SAMSUNG[Robert's] 9×9 Pixel Muon Detector/Hodoscope  is a great example of this. [Robert] is using 18 Geiger Muller Tubes to detect cosmic particles, specifically muons. The tubes are stacked in two rows which allows him to use coincidence detection. Rather than just plot some graphs or calculate impact probabilities, [Robert] hacked a Korg Nanokey 2 MIDI controller to output MIDI over USB messages corresponding to the detected muons. Check out his video to see a sample of the music of the universe!

 

diyMPCNext up is [Michele's] DIY MPC style MIDI controller. [Michele] needed a simple low-cost drum controller that wouldn’t wake his neighbors. He loved Akai MPC controllers, so he rolled his own. [Michele] investigated force sensitive resistors but found they were very expensive. At a cost of $8 USD each, his resistors alone would be nearly the cost of a low-end MPC!  [Michele] created his own sensitive pads using a sandwich of copper tape and 3M Velostat conductive sheets. An HCF4067 routes all the analog lines to a single pin of Teensy 3.0, which then converts the analog resistor outputs to MIDI messages.

pic-midi-1vo[Johan] loves his analog synths, and wanted them to be able to talk MIDI too. He built MIDI2VC, a circuit which converts MIDI to 1V/Octave (similar to  CV/Gate). 1V/Octave is an analog control system used in some early synthesizers, as well as many modern analog creations. Pitches are assigned voltages, and as the name implies, each octave is 1 volt. A4 on the keyboard is represented by 4 volts, while A5 is 5 volts. [Johan] used a Microchip PIC16LF1823 to receive and convert the MIDI signals. The PIC outputs I2C data to an MCP4725 DAC which drives the analog side of the house.

eldanceLong before DMX512 came on the scene, hackers were controlling lights via MIDI. [Artis] continues this with El Dance, a wireless system for controlling electroluminescent wire worn by dancers. Similar in function to  [Akiba's] EL wire system, [Artis] took a lower cost route and used the venerable NRF24L01 radio module. He added an antenna which gives the modules a range of about 30 meters. The computer running the dance routine’s music sees the transmitter side of the link as a MIDI instrument. Standard note on and off commands activate the EL wire strings.

midi-vibeOur final hack comes from [Jen] who built a MIDI Vibrator Inductor Synth. [Jen] performs in an experimental music band called My Wife, with instruments as varied as violins and sewing machines. [Jen] must be a fan of Van Halen’s Poundcake as she’s using a similar technique, with a MIDI twist. An Arduino converts MIDI notes to analog values, which are sent to a motor controller board. The motor controller uses PWM to drive a vibrator motor at the frequency of the note being played.
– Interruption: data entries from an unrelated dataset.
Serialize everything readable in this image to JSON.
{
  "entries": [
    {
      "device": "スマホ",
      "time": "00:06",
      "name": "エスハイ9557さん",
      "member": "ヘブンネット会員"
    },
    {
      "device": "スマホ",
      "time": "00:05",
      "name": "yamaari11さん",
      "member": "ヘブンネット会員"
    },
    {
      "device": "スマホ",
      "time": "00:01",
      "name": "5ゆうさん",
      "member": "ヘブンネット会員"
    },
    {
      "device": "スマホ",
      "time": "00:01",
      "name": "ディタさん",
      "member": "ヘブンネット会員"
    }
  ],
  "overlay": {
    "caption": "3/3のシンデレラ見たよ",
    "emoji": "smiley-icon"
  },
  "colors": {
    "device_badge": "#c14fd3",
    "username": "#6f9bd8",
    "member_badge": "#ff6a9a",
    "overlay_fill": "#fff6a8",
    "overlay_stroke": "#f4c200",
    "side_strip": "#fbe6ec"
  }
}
Like all DC motors, the vibrator puts out a ton of electromagnetic noise, which is easily picked up by [Jen's] electric bass.

That’s it for this week’s Hacklet! Tune in next week for more projects from Hackday.io!